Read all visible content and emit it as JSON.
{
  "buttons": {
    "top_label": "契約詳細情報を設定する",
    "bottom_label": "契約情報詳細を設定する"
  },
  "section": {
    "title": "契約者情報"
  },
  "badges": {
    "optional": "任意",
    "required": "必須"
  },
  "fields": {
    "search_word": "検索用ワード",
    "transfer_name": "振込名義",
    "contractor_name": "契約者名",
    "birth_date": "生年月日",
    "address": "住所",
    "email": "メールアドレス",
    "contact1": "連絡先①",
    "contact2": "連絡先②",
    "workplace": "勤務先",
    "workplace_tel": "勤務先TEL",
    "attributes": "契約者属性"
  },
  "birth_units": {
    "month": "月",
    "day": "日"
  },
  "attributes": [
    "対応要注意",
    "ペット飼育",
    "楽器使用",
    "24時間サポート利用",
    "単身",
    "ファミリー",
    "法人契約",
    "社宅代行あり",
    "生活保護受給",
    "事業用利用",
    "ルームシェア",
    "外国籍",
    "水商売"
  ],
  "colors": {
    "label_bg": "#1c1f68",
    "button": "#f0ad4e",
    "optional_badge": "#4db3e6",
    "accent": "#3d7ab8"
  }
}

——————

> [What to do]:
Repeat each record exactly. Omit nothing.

> [The completed task]:
Read all visible content and emit it as JSON.
{
  "buttons": {
    "top_label": "契約詳細情報を設定する",
    "bottom_label": "契約情報詳細を設定する"
  },
  "section": {
    "title": "契約者情報"
  },
  "badges": {
    "optional": "任意",
    "required": "必須"
  },
  "fields": {
    "search_word": "検索用ワード",
    "transfer_name": "振込名義",
    "contractor_name": "契約者名",
    "birth_date": "生年月日",
    "address": "住所",
    "email": "メールアドレス",
    "contact1": "連絡先①",
    "contact2": "連絡先②",
    "workplace": "勤務先",
    "workplace_tel": "勤務先TEL",
    "attributes": "契約者属性"
  },
  "birth_units": {
    "month": "月",
    "day": "日"
  },
  "attributes": [
    "対応要注意",
    "ペット飼育",
    "楽器使用",
    "24時間サポート利用",
    "単身",
    "ファミリー",
    "法人契約",
    "社宅代行あり",
    "生活保護受給",
    "事業用利用",
    "ルームシェア",
    "外国籍",
    "水商売"
  ],
  "colors": {
    "label_bg": "#1c1f68",
    "button": "#f0ad4e",
    "optional_badge": "#4db3e6",
    "accent": "#3d7ab8"
  }
}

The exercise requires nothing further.